Research & News

Research at CBM

Research is integral to CBM and underpins all of our activities. CBM’s research seeks to engage in groundbreaking and rigorous academic research, utilising our in-house technology platform. Our research is aimed at providing practical and innovative solutions to industrial problems.

PhD researchers are integral to CBM’s research activities. Our researchers have full access to CBM’s staff and expertise, product development tools and additive manufacturing technology to support their research. Our PhD students thus play a key role in developing the research profile of the centre and enhancing our capabilities. Staff within CBM have extensive experience of successfully managing the PhD process to ensure the successful completion of the PhD degree, and that a skilled and adept researcher emerges at the end of the process.retin-a gel

CBM welcomes enquiries from prospective students interested in pursuing PhD research in areas that complement CBM’s areas of activity, and who wish to be part of a research-intensive, commercially focused environment

New Research Opportunities Coming Soon…

Previous PhD Projects

Additive-Manufactured Tissue Engineering Scaffolds

Researcher: Dr M. Nauman Jalil

The development of three-dimensional cell culture in Tissue Engineering often requires the use of a scaffold structure to act as a temporary artificial extracellular matrix for cells. This work proposes triply periodic minimal surfaces (TPMS) as a potential candidate for accommodating the requirements for 3D cell culture. Scaffold geometries designed in Rhinoceros 3D are evaluated using a protocol developed in the visual programming language Grasshopper. Additive manufacturing technologies are employed to fabricate these scaffold geometries, and micro-CT reconstructed models of 3D printed scaffolds are compared to determine fabrication accuracy. 3D printed scaffolds are also qualitatively evaluated for the purposes of 3D cell culture. The results of this work show that TPMS geometries may be a suitable candidate for scaffolds with bio-mimetic architecture and how a CAD-based 3D pore profiler tool can be applied at the design phase to integrate variable but uniform 3D pore profiles optimised for specific cell types.

Reducing the risk associated with 3D-printed implants

Researcher: Dr Akash Gupta

Full text available at: Sage Journals

Despite several advantages offered by metal AM technologies, a major challenge lies in the determination of failure modes associated with bespoke implants. This is because each implant geometry is fabricated for a single-time use only, and this induces patient-specific uncertainties that need to be addressed during the design phase for each implant. Therefore, this research encompasses several factors, including consistency of EBM manufacturing process, anisotropy in anatomical structures, variability in boundary conditions and evaluation of static & dynamic response of implants through probabilistic numerical analysis. Simulation for robustness through Finite Element (FE) analysis facilitated in quantifying the failure probability associated with each implant design. The methodology developed in this research was assessed across several retrospective studies; the approach proved viable in computing the failure probability for all distinct implant scenarios. A low probability of failure was simulated for implants that are operational to date, and the approach successfully simulated a high probability of failure for a failed implant. The researcher believes that with the employment of suitable tools for data acquisition and manipulation, this methodology can be integrated into the design phase for any weight-bearing implant to determine the robustness as well as compute the associated risk prior to manufacturing.

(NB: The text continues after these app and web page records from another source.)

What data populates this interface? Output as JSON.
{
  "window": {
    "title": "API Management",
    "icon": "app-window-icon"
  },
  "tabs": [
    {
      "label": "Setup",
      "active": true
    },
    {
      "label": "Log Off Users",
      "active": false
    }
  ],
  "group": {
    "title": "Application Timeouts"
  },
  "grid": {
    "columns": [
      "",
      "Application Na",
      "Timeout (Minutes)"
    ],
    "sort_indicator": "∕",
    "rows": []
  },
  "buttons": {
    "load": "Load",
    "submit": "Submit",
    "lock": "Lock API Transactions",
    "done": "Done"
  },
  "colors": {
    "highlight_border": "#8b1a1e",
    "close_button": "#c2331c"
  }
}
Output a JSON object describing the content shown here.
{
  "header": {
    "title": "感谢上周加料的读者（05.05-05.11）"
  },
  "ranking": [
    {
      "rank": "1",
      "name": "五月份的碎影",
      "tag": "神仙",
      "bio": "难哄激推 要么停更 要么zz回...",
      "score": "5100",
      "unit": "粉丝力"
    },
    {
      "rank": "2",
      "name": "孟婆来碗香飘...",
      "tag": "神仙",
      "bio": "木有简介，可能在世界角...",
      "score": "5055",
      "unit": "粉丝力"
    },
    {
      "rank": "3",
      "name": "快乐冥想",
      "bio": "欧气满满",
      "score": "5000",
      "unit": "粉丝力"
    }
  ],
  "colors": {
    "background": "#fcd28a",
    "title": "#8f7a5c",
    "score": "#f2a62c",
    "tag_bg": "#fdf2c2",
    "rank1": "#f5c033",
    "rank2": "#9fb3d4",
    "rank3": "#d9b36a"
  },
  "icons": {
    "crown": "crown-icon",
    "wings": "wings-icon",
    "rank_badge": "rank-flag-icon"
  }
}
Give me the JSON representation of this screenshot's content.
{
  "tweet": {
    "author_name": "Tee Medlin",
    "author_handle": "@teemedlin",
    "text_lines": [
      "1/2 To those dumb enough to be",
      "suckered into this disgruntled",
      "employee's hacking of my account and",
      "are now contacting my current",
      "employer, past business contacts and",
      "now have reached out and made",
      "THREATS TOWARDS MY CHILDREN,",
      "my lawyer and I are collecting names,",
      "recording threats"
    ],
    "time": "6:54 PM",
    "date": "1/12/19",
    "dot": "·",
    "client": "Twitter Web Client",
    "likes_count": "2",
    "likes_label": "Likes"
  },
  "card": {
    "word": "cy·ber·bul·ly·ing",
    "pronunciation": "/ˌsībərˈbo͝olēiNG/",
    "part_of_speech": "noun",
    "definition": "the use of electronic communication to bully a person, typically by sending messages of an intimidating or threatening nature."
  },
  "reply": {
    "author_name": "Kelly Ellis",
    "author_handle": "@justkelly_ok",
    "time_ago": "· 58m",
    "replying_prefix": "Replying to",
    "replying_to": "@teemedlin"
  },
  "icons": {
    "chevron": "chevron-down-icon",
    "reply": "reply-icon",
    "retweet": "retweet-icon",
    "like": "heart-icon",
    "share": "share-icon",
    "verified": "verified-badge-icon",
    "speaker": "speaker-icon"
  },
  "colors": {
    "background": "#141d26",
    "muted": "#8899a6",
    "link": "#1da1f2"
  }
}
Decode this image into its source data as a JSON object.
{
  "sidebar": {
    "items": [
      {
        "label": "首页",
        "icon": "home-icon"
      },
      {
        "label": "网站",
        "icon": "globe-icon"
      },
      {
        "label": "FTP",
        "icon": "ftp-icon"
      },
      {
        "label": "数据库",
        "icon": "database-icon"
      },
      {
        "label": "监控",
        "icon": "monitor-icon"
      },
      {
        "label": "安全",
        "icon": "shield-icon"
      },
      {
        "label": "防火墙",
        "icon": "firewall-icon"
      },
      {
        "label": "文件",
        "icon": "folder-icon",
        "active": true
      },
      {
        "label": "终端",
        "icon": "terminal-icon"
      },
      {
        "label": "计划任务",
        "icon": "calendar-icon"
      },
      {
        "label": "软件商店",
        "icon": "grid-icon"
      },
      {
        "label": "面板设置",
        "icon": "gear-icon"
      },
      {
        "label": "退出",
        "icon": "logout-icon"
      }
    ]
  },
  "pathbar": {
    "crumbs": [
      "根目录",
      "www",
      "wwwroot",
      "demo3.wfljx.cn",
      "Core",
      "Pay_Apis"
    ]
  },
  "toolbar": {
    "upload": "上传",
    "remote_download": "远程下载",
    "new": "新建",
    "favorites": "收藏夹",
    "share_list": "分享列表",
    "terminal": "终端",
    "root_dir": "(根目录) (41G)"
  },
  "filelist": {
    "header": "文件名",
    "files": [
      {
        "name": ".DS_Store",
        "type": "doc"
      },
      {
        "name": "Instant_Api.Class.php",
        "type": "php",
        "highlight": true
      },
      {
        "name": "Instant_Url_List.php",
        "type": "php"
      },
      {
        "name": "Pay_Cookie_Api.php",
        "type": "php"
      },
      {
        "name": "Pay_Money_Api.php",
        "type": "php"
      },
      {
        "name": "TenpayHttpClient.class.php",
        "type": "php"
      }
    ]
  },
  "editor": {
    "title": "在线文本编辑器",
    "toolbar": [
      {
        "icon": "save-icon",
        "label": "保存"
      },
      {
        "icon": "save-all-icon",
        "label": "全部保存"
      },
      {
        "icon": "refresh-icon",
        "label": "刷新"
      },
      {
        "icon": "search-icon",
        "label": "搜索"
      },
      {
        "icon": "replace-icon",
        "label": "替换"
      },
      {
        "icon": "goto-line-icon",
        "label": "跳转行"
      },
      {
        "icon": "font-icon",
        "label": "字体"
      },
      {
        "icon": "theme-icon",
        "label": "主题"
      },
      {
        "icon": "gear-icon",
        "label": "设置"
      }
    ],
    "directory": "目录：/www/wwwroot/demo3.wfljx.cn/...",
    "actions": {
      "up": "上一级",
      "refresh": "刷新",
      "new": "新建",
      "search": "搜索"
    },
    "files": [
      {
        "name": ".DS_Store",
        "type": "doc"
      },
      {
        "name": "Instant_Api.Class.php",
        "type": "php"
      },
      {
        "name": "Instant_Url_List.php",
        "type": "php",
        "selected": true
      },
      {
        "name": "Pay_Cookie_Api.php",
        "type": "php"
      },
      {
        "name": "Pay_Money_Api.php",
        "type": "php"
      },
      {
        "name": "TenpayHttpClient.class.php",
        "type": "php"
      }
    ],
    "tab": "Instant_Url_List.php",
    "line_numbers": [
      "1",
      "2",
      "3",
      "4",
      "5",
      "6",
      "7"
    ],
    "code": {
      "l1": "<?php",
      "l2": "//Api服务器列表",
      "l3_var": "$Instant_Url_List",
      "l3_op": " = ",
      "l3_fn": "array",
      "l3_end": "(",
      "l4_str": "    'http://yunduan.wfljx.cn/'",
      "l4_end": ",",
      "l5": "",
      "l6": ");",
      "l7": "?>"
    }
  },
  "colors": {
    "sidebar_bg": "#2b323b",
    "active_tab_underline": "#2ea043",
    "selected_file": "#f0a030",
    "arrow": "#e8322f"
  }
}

Orthoses Design Optimisation

Researcher: Dr Ilja Asanovic

Full text available at: Taylor and Francis online

This research study describes the development of a multidisciplinary systematic 3D scan manipulation procedure which addresses the main limitations in the current digitised splinting approach: (a) automates routine orthoses modelling tasks, (b) makes it possible to restore a splinting posture by virtually articulating the hand segment on acquired 3D scan geometry.

The developed systematic 3D scan manipulation procedure in this research study comprises custom algorithms, created in CAD modelling system Rhinoceros V6, generative design plug-in Grasshopper 3D, and an object-oriented programming component GhPython which was adapted for routine design tasks automation. This research project also involved the development and validation of a software prototype with a group of occupational therapists.

The developed systematic design procedure eliminates the need for intermediate polygonal 3D scan mesh surface conversion (reverse engineering) into parametric NURBS surfaces. Moreover, the developed design procedure makes it possible to automatically align an imported custom 3D scan geometry, virtually articulate the hand segment, and to rapidly extract three different types of manifold orthoses CAD models which are suitable for rapid AM fabrication.